Tom Waits Cover Photo

Stories can be told in infinite ways, and horror stories are no exception. One of the oldest ways storytelling are folk songs, which could tell tales of terrible monsters, warn of bogeymen, or recount harrowing murders. With the recent advent of folk horror in popular media, now seems like an excellent time to discuss one of the great storytelling songwriters of our time, the gravelly-throated crooner and player of drunken pianos, Tom Waits. This is Eden, and here is a look at how horror manifests in the music of this eccentric legend.

The musician himself has said, “I like beautiful melodies telling me terrible things,” and this is perhaps best exemplified in his many songs about murder. The oddly similar “Don’t Go into that Barn” and “Murder in the Red Barn” tell of cries from the woods in the night, and human remains buried in the ground beneath crumbling farms. Waits paints an ominous picture by describing abstract elements surrounding the events, such as the bruise-colored sky, the muddy leavings of a recent storm, and barren trees scratching upward like skeletal fingers.
Waits possesses a remarkable talent in the way he drip-feeds the details of his story.

Tom Waits horror in music lyrics

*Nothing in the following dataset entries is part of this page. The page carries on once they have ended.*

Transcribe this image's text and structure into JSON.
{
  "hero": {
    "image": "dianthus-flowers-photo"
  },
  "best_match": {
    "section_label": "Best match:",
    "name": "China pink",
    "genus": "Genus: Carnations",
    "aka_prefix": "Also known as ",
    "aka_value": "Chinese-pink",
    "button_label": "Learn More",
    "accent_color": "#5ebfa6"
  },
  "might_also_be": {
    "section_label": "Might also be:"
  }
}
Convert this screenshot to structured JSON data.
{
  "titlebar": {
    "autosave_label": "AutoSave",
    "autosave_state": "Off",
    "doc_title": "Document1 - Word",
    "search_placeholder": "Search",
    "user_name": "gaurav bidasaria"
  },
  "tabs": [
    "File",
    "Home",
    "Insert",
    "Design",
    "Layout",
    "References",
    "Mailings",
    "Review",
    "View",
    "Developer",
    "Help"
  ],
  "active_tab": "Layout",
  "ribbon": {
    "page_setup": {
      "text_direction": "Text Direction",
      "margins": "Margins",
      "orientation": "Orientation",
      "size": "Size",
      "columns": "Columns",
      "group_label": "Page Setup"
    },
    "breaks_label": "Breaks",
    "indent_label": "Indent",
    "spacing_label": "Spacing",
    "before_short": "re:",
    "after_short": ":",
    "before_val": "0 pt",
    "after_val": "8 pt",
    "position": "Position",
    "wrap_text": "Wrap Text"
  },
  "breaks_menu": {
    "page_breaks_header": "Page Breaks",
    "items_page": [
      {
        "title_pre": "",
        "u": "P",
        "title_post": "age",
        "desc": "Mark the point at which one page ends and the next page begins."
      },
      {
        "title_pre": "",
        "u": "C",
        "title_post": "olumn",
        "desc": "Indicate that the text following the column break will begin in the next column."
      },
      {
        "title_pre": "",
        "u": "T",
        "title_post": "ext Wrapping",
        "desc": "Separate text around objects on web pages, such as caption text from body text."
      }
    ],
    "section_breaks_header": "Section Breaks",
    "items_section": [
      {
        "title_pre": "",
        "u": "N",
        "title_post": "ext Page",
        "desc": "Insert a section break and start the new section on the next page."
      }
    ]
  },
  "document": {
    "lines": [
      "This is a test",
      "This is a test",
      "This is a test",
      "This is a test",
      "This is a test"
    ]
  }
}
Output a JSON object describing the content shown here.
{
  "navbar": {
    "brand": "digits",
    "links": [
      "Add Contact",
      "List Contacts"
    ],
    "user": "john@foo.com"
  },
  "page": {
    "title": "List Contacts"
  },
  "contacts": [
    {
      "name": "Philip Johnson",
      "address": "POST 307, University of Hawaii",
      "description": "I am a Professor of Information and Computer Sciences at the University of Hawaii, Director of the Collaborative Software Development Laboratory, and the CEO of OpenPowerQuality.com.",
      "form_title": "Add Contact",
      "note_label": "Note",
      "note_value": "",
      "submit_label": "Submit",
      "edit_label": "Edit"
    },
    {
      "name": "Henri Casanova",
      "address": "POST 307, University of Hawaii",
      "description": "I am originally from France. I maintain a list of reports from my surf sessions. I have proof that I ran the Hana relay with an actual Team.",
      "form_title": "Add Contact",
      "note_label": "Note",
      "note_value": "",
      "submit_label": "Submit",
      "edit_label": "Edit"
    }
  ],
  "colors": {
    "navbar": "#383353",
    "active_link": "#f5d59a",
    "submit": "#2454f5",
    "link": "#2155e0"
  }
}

Straight away, we know that something is wrong, but not exactly what. He takes his time in setting a scene, and peppering in ominous dialogue to excite our morbid curiosity. In “Jockey Full of Bourbon,” he introduces a cast of unusual characters, their circumstances, and the setting they occupy, like a snapshot of the moment before everything hit the fan, before going into the eerie chorus: “Hey little bird/Fly away home/Your house is on fire/and your children are alone.” We know from the song’s drunken narrator that there is a woman named Edna on a train, that someone has a gun that won’t shoot, two men are in a bar brawl, and that a house fire threatens to consume some children, but how all these events are connected and how they came to be is a mystery that keeps us wondering. What our own minds conjure up to fill in these gaps is more disturbing than actually knowing.

The grim ballad “Sins of My Father” tells of a man on the way to his death, either willingly or unwillingly, but well aware of its imminence. He mentions a dog scratching on his door at night, perhaps an omen of death’s closeness, as dogs have long been associated with death and the underworld, and an old European superstition says that a black dog following you was a sign that you would soon meet your demise. Using such archetypal imagery, Waits gets into our heads and sets off warning bells, playing off our minds’ primal wiring to fear things such as carrion animals, abandoned buildings, and the sight of blood.

Folk horror is characterized by things like rural settings, obsolete superstitions and religious practices, and the absence of modern conveniences that might deliver us from dark forces we thought were just silly, antiquated beliefs. Tom Waits utilizes similar elements in many of his songs, harkening back to a time when we as a species were less secure in the world around us. He sows paranoia with descriptions of strange people or warnings against the jealous neighbor, making the familiar feel unfamiliar and hostile. In his songs, the world is amorphous, dreamlike, and threatening. His blues man persona makes him and his work feel timeless, transporting us to darker days with a few discordant notes. Until next time, make sure you don’t go into that barn.